## [PROBLEM]
Please give the data again in full, precisely as it is written.

──────── DATA RECORDS

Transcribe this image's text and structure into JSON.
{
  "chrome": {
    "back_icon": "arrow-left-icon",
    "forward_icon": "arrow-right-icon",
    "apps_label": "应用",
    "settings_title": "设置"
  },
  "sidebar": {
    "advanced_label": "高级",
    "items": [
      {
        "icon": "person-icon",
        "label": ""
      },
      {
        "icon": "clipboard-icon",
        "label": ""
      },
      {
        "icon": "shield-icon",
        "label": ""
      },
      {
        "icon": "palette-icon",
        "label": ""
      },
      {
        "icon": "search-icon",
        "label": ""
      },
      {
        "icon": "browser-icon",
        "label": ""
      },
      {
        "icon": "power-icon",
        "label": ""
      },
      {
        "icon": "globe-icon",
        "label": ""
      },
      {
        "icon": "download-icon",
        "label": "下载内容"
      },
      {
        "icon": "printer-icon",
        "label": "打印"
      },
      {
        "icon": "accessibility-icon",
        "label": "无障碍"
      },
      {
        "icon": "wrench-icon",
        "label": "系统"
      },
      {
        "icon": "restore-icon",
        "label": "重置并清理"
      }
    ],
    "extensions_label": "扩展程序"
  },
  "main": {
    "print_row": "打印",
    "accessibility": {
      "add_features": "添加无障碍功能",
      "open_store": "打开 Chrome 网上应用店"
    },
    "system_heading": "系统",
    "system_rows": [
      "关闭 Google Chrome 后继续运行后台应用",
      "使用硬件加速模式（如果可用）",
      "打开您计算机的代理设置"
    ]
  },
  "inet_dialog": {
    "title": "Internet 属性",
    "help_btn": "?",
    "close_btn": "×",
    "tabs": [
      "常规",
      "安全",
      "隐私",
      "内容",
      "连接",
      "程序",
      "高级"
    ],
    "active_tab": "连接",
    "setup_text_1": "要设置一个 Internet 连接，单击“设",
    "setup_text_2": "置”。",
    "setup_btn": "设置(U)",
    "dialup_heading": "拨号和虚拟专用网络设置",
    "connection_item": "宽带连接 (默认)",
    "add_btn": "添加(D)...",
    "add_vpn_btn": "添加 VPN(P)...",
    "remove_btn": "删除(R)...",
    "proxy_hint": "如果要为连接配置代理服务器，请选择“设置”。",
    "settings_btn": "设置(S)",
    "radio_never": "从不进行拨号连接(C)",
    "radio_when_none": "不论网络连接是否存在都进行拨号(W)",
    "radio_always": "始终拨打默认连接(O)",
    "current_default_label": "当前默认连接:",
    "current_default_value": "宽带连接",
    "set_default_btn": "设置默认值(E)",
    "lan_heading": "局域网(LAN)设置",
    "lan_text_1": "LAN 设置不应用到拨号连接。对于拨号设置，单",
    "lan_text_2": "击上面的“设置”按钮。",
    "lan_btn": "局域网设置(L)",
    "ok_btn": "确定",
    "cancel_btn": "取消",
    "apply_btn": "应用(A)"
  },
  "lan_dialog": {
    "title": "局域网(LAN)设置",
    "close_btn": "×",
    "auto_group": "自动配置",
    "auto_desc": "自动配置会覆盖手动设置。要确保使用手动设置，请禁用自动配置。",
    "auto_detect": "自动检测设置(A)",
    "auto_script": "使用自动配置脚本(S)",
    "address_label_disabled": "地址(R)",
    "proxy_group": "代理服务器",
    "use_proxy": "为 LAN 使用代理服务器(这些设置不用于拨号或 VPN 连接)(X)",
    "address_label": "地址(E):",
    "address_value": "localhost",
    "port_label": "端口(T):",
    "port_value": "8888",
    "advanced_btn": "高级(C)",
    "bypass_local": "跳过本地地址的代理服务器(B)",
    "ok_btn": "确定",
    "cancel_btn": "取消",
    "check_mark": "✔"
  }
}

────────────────

## [EXPECTED OUTPUT]
Transcribe this image's text and structure into JSON.
{
  "chrome": {
    "back_icon": "arrow-left-icon",
    "forward_icon": "arrow-right-icon",
    "apps_label": "应用",
    "settings_title": "设置"
  },
  "sidebar": {
    "advanced_label": "高级",
    "items": [
      {
        "icon": "person-icon",
        "label": ""
      },
      {
        "icon": "clipboard-icon",
        "label": ""
      },
      {
        "icon": "shield-icon",
        "label": ""
      },
      {
        "icon": "palette-icon",
        "label": ""
      },
      {
        "icon": "search-icon",
        "label": ""
      },
      {
        "icon": "browser-icon",
        "label": ""
      },
      {
        "icon": "power-icon",
        "label": ""
      },
      {
        "icon": "globe-icon",
        "label": ""
      },
      {
        "icon": "download-icon",
        "label": "下载内容"
      },
      {
        "icon": "printer-icon",
        "label": "打印"
      },
      {
        "icon": "accessibility-icon",
        "label": "无障碍"
      },
      {
        "icon": "wrench-icon",
        "label": "系统"
      },
      {
        "icon": "restore-icon",
        "label": "重置并清理"
      }
    ],
    "extensions_label": "扩展程序"
  },
  "main": {
    "print_row": "打印",
    "accessibility": {
      "add_features": "添加无障碍功能",
      "open_store": "打开 Chrome 网上应用店"
    },
    "system_heading": "系统",
    "system_rows": [
      "关闭 Google Chrome 后继续运行后台应用",
      "使用硬件加速模式（如果可用）",
      "打开您计算机的代理设置"
    ]
  },
  "inet_dialog": {
    "title": "Internet 属性",
    "help_btn": "?",
    "close_btn": "×",
    "tabs": [
      "常规",
      "安全",
      "隐私",
      "内容",
      "连接",
      "程序",
      "高级"
    ],
    "active_tab": "连接",
    "setup_text_1": "要设置一个 Internet 连接，单击“设",
    "setup_text_2": "置”。",
    "setup_btn": "设置(U)",
    "dialup_heading": "拨号和虚拟专用网络设置",
    "connection_item": "宽带连接 (默认)",
    "add_btn": "添加(D)...",
    "add_vpn_btn": "添加 VPN(P)...",
    "remove_btn": "删除(R)...",
    "proxy_hint": "如果要为连接配置代理服务器，请选择“设置”。",
    "settings_btn": "设置(S)",
    "radio_never": "从不进行拨号连接(C)",
    "radio_when_none": "不论网络连接是否存在都进行拨号(W)",
    "radio_always": "始终拨打默认连接(O)",
    "current_default_label": "当前默认连接:",
    "current_default_value": "宽带连接",
    "set_default_btn": "设置默认值(E)",
    "lan_heading": "局域网(LAN)设置",
    "lan_text_1": "LAN 设置不应用到拨号连接。对于拨号设置，单",
    "lan_text_2": "击上面的“设置”按钮。",
    "lan_btn": "局域网设置(L)",
    "ok_btn": "确定",
    "cancel_btn": "取消",
    "apply_btn": "应用(A)"
  },
  "lan_dialog": {
    "title": "局域网(LAN)设置",
    "close_btn": "×",
    "auto_group": "自动配置",
    "auto_desc": "自动配置会覆盖手动设置。要确保使用手动设置，请禁用自动配置。",
    "auto_detect": "自动检测设置(A)",
    "auto_script": "使用自动配置脚本(S)",
    "address_label_disabled": "地址(R)",
    "proxy_group": "代理服务器",
    "use_proxy": "为 LAN 使用代理服务器(这些设置不用于拨号或 VPN 连接)(X)",
    "address_label": "地址(E):",
    "address_value": "localhost",
    "port_label": "端口(T):",
    "port_value": "8888",
    "advanced_btn": "高级(C)",
    "bypass_local": "跳过本地地址的代理服务器(B)",
    "ok_btn": "确定",
    "cancel_btn": "取消",
    "check_mark": "✔"
  }
}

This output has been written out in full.